Information shown >>

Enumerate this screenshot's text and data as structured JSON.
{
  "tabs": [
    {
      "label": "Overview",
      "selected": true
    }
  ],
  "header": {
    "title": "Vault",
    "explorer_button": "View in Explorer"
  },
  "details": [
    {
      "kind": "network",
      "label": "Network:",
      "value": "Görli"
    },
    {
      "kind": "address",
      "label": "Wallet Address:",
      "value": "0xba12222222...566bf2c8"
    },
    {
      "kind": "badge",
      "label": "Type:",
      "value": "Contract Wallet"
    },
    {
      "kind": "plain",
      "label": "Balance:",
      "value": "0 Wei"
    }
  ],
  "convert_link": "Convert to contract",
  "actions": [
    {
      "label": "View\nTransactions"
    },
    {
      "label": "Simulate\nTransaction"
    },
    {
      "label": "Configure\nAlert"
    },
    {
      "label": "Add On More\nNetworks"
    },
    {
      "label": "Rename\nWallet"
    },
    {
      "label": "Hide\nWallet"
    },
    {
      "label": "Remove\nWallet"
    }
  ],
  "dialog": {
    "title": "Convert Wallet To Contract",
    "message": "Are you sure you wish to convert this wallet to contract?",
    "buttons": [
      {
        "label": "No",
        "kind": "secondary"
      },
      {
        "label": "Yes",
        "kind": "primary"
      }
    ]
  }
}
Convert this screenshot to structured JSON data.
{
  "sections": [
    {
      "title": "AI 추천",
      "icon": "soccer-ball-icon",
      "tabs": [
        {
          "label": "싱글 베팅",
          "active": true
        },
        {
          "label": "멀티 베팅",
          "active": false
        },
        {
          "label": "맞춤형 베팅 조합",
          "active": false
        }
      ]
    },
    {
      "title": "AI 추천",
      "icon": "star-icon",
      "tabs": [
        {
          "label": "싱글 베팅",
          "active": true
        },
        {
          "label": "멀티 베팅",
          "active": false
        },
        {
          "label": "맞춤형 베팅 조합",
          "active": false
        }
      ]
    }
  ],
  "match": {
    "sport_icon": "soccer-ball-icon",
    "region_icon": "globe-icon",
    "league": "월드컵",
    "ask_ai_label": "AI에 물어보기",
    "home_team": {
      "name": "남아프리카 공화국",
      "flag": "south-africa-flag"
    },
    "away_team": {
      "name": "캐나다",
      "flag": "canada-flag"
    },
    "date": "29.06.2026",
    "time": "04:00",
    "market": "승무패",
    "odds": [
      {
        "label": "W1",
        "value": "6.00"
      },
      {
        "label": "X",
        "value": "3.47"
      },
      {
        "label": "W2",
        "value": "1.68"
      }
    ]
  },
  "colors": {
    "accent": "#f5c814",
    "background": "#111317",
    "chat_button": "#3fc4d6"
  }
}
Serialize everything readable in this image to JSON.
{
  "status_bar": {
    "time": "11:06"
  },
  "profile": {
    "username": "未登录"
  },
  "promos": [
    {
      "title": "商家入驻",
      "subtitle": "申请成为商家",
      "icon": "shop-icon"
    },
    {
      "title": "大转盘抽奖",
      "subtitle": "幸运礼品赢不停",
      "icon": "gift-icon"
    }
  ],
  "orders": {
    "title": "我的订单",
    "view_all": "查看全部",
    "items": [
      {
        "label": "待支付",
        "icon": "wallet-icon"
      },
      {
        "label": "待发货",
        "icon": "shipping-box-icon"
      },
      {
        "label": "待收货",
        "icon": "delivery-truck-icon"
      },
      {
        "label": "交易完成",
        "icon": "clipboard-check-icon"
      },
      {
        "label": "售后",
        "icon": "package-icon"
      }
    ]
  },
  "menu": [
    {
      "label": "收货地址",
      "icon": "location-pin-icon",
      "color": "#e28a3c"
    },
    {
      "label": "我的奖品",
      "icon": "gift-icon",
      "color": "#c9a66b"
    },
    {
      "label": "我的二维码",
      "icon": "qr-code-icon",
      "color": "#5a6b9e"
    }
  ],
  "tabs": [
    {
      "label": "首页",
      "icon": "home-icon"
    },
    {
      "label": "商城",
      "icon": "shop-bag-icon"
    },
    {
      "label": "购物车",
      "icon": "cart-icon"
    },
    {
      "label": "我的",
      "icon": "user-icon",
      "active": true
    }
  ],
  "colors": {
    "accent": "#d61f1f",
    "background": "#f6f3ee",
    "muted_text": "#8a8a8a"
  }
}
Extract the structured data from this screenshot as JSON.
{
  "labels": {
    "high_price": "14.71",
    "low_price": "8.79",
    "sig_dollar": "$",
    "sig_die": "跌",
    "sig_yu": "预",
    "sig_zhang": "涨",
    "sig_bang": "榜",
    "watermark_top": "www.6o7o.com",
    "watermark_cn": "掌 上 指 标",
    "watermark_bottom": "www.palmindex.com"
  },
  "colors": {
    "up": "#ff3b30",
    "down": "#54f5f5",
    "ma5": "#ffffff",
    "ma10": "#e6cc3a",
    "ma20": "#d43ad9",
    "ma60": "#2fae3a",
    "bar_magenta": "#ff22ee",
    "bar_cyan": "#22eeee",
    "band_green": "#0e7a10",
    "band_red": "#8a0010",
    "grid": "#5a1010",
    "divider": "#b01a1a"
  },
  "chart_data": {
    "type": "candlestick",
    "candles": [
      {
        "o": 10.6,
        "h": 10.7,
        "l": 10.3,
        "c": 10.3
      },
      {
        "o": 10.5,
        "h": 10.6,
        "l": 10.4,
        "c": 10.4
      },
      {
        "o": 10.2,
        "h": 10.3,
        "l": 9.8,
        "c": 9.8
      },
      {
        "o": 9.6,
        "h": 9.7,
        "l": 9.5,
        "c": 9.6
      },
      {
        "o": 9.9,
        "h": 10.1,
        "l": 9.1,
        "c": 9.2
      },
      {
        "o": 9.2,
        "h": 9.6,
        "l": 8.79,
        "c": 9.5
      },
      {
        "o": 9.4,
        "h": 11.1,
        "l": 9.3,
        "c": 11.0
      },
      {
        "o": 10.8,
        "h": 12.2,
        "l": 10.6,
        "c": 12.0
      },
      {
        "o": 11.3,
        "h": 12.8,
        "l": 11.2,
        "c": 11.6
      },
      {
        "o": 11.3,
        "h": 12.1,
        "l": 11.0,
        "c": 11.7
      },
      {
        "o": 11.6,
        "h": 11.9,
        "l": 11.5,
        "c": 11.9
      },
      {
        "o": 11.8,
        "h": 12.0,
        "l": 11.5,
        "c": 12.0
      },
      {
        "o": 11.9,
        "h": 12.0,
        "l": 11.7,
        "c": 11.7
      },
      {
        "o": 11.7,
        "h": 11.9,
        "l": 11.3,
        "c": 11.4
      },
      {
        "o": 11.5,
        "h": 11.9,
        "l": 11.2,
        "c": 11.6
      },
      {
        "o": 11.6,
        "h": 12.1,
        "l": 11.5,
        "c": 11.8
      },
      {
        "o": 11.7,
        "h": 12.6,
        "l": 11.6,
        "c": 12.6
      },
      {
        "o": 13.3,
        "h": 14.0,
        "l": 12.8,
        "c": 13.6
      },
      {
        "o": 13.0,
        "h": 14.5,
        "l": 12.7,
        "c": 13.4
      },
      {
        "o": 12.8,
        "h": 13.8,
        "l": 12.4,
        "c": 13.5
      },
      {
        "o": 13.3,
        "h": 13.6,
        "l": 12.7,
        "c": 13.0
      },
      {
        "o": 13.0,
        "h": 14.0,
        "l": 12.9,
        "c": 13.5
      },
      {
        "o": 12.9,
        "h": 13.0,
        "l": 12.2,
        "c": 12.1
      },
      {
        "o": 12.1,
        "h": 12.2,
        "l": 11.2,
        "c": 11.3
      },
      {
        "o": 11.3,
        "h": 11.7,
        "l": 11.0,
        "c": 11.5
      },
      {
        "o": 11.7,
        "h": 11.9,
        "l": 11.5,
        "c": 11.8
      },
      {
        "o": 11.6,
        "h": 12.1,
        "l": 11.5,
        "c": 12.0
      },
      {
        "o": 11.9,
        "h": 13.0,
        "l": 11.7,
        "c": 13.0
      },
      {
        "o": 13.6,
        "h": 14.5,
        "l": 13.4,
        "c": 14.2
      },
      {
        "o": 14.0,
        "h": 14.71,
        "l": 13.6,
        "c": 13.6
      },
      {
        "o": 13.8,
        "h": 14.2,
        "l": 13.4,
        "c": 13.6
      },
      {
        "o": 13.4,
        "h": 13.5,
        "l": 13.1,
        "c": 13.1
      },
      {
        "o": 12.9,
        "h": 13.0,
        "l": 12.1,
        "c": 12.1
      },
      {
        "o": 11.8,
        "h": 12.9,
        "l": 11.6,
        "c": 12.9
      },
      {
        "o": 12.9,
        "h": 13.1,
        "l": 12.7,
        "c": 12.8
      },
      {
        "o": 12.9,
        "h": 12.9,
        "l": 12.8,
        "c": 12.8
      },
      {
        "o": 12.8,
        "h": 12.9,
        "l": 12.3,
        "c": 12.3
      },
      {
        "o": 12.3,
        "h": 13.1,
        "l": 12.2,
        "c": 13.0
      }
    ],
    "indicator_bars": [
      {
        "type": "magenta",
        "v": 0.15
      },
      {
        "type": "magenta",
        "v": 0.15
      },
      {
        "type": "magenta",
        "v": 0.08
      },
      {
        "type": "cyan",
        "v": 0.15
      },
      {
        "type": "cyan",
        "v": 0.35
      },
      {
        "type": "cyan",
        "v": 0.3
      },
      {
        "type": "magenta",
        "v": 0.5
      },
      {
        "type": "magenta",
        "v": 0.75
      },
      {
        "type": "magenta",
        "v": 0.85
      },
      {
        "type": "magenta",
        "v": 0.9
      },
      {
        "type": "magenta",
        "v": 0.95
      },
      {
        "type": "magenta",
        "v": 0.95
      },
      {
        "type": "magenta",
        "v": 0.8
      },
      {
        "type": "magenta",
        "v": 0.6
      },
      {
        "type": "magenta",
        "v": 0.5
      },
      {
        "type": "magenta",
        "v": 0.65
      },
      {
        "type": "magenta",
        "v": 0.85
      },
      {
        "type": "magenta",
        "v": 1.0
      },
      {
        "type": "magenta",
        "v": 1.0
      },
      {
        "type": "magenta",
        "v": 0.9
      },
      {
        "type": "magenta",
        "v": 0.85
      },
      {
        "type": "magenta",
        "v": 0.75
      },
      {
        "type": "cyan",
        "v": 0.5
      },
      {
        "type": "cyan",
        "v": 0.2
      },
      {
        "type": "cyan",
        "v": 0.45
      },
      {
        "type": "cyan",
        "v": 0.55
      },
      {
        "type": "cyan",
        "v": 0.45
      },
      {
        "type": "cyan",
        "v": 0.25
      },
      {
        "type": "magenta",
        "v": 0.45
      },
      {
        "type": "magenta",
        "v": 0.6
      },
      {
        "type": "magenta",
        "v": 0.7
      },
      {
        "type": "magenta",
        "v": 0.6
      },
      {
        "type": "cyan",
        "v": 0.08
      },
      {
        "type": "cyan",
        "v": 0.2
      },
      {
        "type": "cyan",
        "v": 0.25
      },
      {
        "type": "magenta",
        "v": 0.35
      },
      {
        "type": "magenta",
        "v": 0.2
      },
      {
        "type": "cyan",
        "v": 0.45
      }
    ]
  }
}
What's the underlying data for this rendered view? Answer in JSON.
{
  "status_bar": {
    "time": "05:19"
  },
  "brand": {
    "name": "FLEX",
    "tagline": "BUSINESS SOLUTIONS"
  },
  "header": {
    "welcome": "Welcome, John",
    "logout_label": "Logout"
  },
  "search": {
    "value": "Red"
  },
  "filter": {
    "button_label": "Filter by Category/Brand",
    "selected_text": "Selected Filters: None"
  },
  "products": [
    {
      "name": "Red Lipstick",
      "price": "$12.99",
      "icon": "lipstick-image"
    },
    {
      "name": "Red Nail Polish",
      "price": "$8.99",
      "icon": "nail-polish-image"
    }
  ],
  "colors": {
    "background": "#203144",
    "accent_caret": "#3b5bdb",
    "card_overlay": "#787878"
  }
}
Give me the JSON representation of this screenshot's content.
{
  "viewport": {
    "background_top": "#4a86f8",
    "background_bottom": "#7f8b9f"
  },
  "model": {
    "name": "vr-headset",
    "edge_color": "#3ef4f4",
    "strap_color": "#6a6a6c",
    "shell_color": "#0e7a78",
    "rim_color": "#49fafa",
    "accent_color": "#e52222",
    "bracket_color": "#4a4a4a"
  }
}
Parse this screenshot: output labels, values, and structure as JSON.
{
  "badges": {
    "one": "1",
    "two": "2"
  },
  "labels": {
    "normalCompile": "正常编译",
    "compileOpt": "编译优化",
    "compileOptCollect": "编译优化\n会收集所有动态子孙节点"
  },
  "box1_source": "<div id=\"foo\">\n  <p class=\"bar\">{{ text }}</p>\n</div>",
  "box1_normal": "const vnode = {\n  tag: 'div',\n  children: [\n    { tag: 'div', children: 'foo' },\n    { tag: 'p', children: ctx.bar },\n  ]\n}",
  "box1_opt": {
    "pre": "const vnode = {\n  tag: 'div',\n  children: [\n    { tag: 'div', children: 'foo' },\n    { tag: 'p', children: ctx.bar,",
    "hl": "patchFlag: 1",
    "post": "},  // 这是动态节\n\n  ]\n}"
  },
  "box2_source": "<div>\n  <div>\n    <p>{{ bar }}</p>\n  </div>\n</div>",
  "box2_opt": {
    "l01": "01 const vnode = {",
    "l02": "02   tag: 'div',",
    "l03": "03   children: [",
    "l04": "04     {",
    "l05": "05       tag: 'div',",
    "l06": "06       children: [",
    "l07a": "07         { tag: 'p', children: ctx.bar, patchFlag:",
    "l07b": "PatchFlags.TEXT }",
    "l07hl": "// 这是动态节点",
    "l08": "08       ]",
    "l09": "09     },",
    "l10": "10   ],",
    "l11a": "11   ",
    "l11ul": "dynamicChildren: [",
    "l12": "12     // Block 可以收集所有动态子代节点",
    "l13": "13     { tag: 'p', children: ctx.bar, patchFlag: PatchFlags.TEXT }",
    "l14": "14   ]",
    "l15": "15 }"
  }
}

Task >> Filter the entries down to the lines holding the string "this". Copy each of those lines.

Finished exercise >>
Enumerate this screenshot's text and data as structured JSON.
    "message": "Are you sure you wish to convert this wallet to contract?",
Convert this screenshot to structured JSON data.
Serialize everything readable in this image to JSON.
Extract the structured data from this screenshot as JSON.
What's the underlying data for this rendered view? Answer in JSON.
Give me the JSON representation of this screenshot's content.
Parse this screenshot: output labels, values, and structure as JSON.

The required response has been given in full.